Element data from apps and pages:
-*-*-
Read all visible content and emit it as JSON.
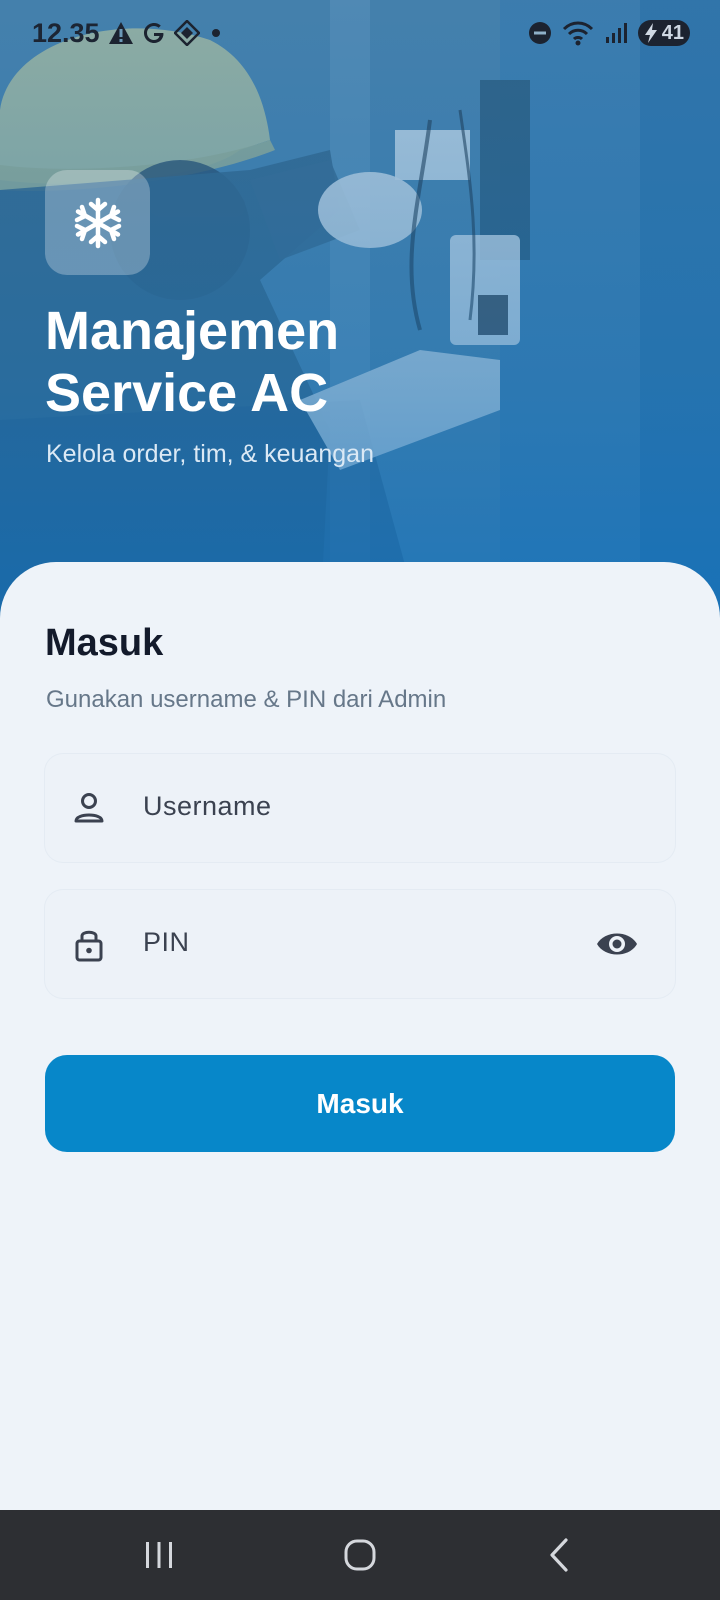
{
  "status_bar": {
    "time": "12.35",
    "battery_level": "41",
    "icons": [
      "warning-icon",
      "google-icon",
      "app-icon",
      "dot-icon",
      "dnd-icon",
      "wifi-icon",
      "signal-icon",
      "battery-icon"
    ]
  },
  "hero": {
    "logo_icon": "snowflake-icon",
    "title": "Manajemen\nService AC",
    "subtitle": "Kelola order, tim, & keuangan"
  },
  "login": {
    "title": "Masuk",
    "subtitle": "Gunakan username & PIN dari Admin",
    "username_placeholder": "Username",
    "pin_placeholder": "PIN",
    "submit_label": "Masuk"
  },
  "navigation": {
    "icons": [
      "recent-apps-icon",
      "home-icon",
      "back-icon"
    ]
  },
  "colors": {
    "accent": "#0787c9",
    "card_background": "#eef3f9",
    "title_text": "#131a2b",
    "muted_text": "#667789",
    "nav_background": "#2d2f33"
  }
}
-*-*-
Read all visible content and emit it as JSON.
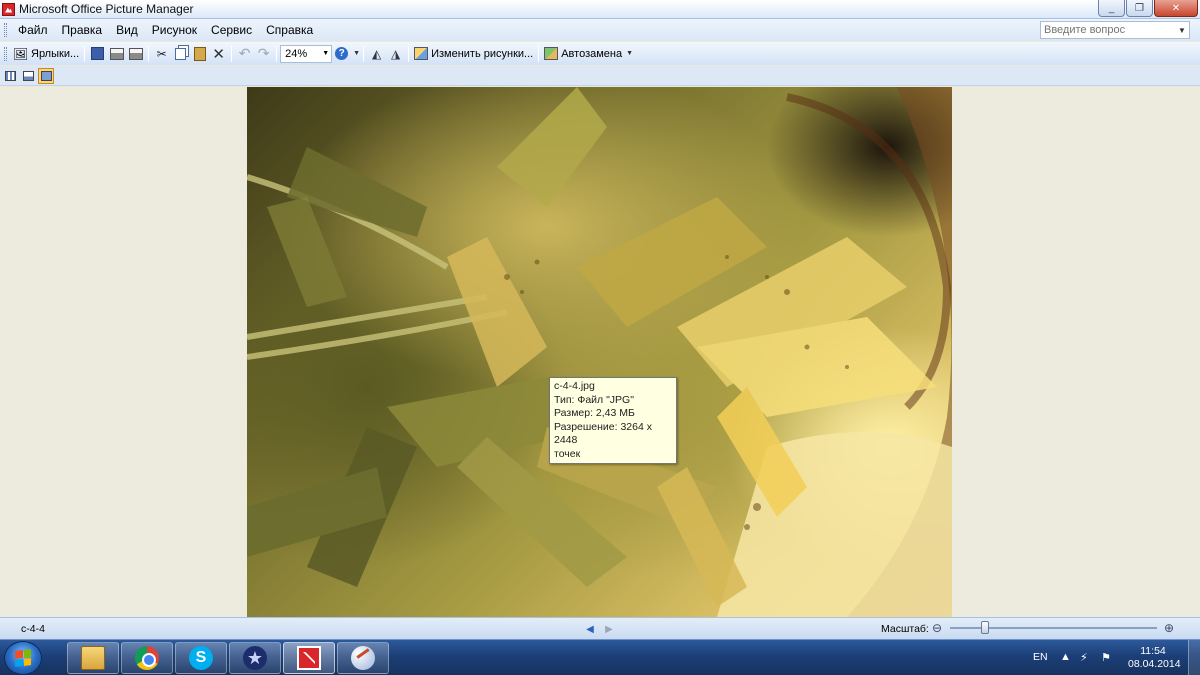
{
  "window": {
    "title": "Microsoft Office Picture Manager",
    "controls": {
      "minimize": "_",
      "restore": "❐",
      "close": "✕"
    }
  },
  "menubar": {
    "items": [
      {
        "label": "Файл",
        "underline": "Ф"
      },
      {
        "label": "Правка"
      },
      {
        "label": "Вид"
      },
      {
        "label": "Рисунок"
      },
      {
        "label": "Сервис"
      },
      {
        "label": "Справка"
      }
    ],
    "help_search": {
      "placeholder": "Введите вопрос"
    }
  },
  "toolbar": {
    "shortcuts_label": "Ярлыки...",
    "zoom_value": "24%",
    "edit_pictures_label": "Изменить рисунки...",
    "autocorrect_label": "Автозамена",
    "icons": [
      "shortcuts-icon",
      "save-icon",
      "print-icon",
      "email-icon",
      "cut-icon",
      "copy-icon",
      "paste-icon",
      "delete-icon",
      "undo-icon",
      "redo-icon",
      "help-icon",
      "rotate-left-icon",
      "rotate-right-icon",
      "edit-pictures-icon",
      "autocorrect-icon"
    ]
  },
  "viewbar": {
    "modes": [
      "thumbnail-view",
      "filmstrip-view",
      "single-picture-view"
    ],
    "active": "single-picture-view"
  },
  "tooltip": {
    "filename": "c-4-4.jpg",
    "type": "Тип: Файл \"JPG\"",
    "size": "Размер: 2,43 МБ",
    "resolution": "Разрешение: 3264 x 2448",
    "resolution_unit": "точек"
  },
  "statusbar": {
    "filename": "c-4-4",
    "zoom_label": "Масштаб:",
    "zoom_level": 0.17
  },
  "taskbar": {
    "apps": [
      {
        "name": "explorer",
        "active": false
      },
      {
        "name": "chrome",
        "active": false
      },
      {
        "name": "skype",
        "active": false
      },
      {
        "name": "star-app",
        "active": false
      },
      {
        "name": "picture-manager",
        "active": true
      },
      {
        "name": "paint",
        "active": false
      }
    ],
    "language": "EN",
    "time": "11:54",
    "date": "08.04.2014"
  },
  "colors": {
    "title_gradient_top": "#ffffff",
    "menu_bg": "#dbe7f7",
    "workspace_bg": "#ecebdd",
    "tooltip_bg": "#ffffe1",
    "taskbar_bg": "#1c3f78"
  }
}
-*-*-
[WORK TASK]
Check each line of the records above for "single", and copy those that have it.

[WORKED SOLUTION]
      "single-picture-view"
    "active": "single-picture-view"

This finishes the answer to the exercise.